Ebert's worldview complemented his approach to watching movies. As I listened in my car, NPR played archived audio of an old Ebert interview. He said through watching a great movie "I can see what it feels like to be a member of a different gender, a different race, a different economic class, to live in a different time, to have a different belief."

It's happened in my lifetime. On occasion, a great film has prompted me to question, change or modify a particular view. Watching for and noting such things is part of what makes film review an art form.

The form been devalued in recent years. In the 1980s, my metropolitan area newspaper, The Wichita Eagle, had two film critics. Now it has none. Local TV stations will sit two bubbleheads on stools and they banter about how many boxes of popcorn to give a movie without any substantive explanation why. Critiquing is a craft and not everyone has a talent for it.

At the Movies jumped the shark after Siskel died and somewhere in Chicago, a balcony is closed forever. But when talking about Ebert's death, think about saving the art of film comment in our clickety-ADHD generation.

Loved it when they would fight.

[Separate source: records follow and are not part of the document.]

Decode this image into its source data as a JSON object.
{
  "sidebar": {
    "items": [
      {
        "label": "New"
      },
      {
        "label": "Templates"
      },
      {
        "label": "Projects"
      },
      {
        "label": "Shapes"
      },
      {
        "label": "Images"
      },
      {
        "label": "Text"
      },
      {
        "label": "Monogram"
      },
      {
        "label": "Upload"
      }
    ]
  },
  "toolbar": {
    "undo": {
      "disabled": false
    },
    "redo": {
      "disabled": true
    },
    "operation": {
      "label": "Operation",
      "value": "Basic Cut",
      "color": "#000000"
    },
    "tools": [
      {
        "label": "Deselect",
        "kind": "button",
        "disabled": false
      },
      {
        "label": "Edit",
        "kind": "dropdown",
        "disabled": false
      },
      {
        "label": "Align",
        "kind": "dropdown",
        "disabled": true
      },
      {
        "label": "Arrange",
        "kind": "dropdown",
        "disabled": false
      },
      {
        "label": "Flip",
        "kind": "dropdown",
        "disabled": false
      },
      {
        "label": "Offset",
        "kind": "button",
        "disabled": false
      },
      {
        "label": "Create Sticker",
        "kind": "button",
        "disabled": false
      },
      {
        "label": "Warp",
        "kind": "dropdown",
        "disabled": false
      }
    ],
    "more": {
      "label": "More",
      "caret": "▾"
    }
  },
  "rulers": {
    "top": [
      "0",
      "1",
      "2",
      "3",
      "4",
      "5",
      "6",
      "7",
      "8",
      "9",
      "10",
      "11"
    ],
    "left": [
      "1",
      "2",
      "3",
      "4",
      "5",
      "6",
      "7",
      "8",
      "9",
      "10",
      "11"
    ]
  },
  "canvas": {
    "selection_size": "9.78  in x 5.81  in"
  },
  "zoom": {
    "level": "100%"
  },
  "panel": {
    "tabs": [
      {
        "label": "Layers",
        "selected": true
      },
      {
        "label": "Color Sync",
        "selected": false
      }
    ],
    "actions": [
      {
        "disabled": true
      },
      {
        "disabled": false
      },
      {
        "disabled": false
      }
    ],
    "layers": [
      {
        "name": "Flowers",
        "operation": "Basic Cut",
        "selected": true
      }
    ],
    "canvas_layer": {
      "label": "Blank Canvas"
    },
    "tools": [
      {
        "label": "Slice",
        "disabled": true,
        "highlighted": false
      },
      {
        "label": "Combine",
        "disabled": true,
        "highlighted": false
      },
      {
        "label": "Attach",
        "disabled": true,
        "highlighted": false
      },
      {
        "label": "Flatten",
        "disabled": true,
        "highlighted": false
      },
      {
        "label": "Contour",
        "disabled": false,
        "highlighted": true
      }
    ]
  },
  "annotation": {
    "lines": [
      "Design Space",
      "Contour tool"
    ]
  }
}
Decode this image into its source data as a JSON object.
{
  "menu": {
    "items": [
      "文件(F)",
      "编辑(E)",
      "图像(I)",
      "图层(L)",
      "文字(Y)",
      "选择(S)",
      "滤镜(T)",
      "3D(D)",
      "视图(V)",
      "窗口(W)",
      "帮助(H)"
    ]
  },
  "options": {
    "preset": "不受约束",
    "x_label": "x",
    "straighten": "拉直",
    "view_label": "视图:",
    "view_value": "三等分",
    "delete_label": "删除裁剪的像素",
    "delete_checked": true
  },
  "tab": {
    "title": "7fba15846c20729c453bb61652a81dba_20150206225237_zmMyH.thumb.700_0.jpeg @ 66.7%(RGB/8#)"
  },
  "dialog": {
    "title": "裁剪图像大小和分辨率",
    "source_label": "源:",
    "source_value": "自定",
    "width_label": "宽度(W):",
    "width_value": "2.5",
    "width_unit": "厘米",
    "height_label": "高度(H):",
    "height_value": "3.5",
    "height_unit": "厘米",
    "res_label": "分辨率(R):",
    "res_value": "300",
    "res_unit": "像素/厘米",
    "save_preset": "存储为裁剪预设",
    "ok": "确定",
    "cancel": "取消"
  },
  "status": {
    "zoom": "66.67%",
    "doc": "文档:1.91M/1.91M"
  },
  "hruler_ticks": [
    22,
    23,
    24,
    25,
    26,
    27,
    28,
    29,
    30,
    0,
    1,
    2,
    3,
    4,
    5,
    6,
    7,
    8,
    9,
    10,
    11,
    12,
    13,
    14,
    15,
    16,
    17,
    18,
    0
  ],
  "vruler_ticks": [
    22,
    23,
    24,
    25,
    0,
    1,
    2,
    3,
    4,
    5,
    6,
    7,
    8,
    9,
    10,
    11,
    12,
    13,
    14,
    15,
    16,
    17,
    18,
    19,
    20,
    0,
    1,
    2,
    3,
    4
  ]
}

Monday, April 1, 2013

Pungent air and piss

Maria, her brother Matt and I were gone --- a narrow, torturous road stuck in place camaro-hot purgatory. Road was a narrow staircase of crude tar patches. No shoulders to wake you up when you get slit-eyed at the wheel. No warning before that long drop into the dry weeds of this time forgotten,

Nothin' like driving south with the one you love. Oklahoma, baby. That's where our salvation awaits. The poker and blackjack tables. Slot machines. Lucky Ducky. Liberty 7. Kingdom Cash. Maria would go gravitating toward that thing before the night was over -- a game. Just stick it right in the slot. Nothin' like an electronic device called Girl's Best Friend. Yeah, I got your best friend right here, baby.

We never made it to one of the swanky gaming houses in the more prosperous of Indian nations. But the place wasn't complete confederate flag trash either. A moderate level above low life, I'd say. Classy crowd. People were there to gamble, not get drunk. Air was a zeppelin-like cloud of tarred nicotine bearing over a puddle of piss.

Maria lost $20, got $15 back. Matt won $20, lost $50. It's the nature of casinos. People win and lose a dollar, a five here and there. Once in a while some smart, lucky or cheating sonovabitch hits pay dirt.

The woman screamed ecstatically, breasts bobbing up and down as she jumped with unbridled joy. She placed a dollar at Mr. Moneybags and here she hit a jackpot of -----

Six thousand dollars!!!

Because there is no love and happiness like material possession. Especially the kind you lucked into. She was all over her husband, gropin' and scopin', kissin' and a-huggin' as the tears drew black mascara down her face like it was erosion. It was an emotional moment. Probably a relief. Why not let it out? Why hold back?

She was so excited she (I couldn't believe it. My mouth went agape.) undid her jeans and dropped trou right there. Head still cackling with laughter as she squatted her big ass over the tile floor. She must've pissed the Cimarron River over that floor.

By the way, April Fool.